═════ Data for analysis ═════
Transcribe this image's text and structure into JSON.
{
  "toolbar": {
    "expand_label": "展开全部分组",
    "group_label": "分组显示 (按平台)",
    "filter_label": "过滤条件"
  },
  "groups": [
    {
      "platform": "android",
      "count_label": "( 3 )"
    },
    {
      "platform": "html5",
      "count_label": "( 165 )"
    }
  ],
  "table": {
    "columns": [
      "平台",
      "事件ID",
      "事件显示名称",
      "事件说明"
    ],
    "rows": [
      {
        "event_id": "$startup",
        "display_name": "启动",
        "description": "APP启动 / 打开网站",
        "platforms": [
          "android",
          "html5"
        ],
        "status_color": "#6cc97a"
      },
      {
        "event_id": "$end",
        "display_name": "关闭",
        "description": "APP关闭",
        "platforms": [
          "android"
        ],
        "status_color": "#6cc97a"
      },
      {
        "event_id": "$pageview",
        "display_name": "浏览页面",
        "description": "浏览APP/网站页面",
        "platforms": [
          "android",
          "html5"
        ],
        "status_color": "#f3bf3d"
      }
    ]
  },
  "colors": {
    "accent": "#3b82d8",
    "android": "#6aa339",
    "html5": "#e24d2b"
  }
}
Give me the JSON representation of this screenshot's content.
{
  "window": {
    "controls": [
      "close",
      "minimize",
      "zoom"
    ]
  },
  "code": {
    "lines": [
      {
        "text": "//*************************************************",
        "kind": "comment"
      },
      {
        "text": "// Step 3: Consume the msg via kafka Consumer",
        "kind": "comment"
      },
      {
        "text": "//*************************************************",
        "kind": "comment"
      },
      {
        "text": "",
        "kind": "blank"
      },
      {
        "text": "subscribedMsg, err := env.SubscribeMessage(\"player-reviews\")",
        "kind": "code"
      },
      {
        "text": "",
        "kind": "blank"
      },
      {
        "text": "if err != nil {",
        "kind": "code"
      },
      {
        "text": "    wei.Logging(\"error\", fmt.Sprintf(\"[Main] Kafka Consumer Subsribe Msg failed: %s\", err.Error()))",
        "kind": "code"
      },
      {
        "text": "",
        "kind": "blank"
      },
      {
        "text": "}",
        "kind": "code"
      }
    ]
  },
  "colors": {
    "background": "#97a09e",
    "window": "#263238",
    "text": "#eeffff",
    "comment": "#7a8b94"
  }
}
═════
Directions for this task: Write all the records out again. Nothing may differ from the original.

Exercise answer:
Transcribe this image's text and structure into JSON.
{
  "toolbar": {
    "expand_label": "展开全部分组",
    "group_label": "分组显示 (按平台)",
    "filter_label": "过滤条件"
  },
  "groups": [
    {
      "platform": "android",
      "count_label": "( 3 )"
    },
    {
      "platform": "html5",
      "count_label": "( 165 )"
    }
  ],
  "table": {
    "columns": [
      "平台",
      "事件ID",
      "事件显示名称",
      "事件说明"
    ],
    "rows": [
      {
        "event_id": "$startup",
        "display_name": "启动",
        "description": "APP启动 / 打开网站",
        "platforms": [
          "android",
          "html5"
        ],
        "status_color": "#6cc97a"
      },
      {
        "event_id": "$end",
        "display_name": "关闭",
        "description": "APP关闭",
        "platforms": [
          "android"
        ],
        "status_color": "#6cc97a"
      },
      {
        "event_id": "$pageview",
        "display_name": "浏览页面",
        "description": "浏览APP/网站页面",
        "platforms": [
          "android",
          "html5"
        ],
        "status_color": "#f3bf3d"
      }
    ]
  },
  "colors": {
    "accent": "#3b82d8",
    "android": "#6aa339",
    "html5": "#e24d2b"
  }
}
Give me the JSON representation of this screenshot's content.
{
  "window": {
    "controls": [
      "close",
      "minimize",
      "zoom"
    ]
  },
  "code": {
    "lines": [
      {
        "text": "//*************************************************",
        "kind": "comment"
      },
      {
        "text": "// Step 3: Consume the msg via kafka Consumer",
        "kind": "comment"
      },
      {
        "text": "//*************************************************",
        "kind": "comment"
      },
      {
        "text": "",
        "kind": "blank"
      },
      {
        "text": "subscribedMsg, err := env.SubscribeMessage(\"player-reviews\")",
        "kind": "code"
      },
      {
        "text": "",
        "kind": "blank"
      },
      {
        "text": "if err != nil {",
        "kind": "code"
      },
      {
        "text": "    wei.Logging(\"error\", fmt.Sprintf(\"[Main] Kafka Consumer Subsribe Msg failed: %s\", err.Error()))",
        "kind": "code"
      },
      {
        "text": "",
        "kind": "blank"
      },
      {
        "text": "}",
        "kind": "code"
      }
    ]
  },
  "colors": {
    "background": "#97a09e",
    "window": "#263238",
    "text": "#eeffff",
    "comment": "#7a8b94"
  }
}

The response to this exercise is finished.